Joseph was sold into slavery by his brothers and then imprisoned, losing at least ten of the best years of his life (Gn 37:1ff). Yet he never wavered in his hope, and God restored him far beyond what he could have imagined. Abraham, Joshua, Caleb, and Ruth also suffered for years in "the generations long past...[They] hoped in the Lord" and were not disappointed (Sir 2:10).
"Hope is the confident expectation of divine blessing" (Catechism, 2090). When divine blessing seems withheld for a long time, it could be a time of trial (Sir 2:1), adversity (Sir 2:2), or testing (Sir 2:5) meant to strengthen and purify us. If this trial lasts months or even years, we can become heartsick (Prv 13:12) and be tempted to lose hope. Since hope is also "the fear of offending God's love and of incurring punishment" (Catechism, 2090), as we lose hope, we become less afraid of God and more susceptible to sin. But then, as sin increases, hope decreases. Sin can drain our hope. Therefore, repent! "Make straight your ways and hope in Him" (Sir 2:6). "Happy the man whose conscience does not reproach him, who has not lost hope" (Sir 14:2).
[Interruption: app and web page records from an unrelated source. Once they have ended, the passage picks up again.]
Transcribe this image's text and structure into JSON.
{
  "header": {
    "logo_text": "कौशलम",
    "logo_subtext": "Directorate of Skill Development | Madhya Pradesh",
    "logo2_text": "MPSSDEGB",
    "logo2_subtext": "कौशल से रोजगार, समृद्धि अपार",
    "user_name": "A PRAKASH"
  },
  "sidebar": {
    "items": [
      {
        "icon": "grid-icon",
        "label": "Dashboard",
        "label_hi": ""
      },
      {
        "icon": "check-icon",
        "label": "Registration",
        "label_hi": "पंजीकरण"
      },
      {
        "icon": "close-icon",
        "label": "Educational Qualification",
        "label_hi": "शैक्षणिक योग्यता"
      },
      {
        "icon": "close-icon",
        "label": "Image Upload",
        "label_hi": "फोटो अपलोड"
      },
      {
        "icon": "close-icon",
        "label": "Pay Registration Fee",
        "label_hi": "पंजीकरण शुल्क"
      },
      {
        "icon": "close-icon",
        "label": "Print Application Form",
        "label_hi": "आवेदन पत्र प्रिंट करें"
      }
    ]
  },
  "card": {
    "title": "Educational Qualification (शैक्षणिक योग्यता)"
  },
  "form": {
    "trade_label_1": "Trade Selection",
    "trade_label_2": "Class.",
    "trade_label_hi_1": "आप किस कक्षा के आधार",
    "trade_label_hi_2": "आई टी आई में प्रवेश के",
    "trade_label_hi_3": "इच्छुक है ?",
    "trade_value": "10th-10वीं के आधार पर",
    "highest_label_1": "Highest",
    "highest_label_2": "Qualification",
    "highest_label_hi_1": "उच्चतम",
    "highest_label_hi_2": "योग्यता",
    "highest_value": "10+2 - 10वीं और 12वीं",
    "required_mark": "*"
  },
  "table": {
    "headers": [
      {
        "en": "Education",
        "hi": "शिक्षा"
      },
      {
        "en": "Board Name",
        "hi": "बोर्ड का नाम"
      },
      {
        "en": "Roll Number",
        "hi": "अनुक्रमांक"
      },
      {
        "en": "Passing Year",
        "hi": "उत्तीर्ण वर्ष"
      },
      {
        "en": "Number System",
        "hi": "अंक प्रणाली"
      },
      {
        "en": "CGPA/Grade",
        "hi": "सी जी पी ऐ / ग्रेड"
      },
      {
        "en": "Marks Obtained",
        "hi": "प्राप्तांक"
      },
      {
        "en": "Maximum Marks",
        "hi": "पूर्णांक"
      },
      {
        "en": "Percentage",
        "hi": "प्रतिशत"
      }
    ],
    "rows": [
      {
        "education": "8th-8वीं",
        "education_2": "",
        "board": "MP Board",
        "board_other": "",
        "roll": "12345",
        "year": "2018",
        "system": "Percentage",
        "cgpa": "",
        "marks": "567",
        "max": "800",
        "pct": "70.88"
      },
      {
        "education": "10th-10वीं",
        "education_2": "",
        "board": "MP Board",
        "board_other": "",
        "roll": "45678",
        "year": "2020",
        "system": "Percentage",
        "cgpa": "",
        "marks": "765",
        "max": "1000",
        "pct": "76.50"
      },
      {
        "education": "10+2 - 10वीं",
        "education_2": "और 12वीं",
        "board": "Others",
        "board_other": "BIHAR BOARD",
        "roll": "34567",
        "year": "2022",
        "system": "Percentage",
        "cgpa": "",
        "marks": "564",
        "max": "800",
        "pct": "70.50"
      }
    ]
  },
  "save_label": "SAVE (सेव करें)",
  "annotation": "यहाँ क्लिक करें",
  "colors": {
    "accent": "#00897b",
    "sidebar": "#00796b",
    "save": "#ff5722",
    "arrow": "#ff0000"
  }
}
Ask the Lord for a great increase in your hope. "None who hope in Him shall fail in strength" (1 Mc 2:61). God says: "Those who hope in Me shall never be disappointed" (Is 49:23).
"This hope will not leave us disappointed, because the love of God has been poured out in our hearts through the Holy Spirit Who has been given to us" (Rm 5:5).
|Rescript: In accord with the Code of Canon Law, I hereby grant the Nihil Obstat ("Permission to Publish") for One Bread, One Body covering the period from April 1, 2005 through May 31, 2005.
†Most Reverend Carl K. Moeddel, Vicar General and Auxiliary Bishop of the Archdiocese of Cincinnati, October 12, 2004.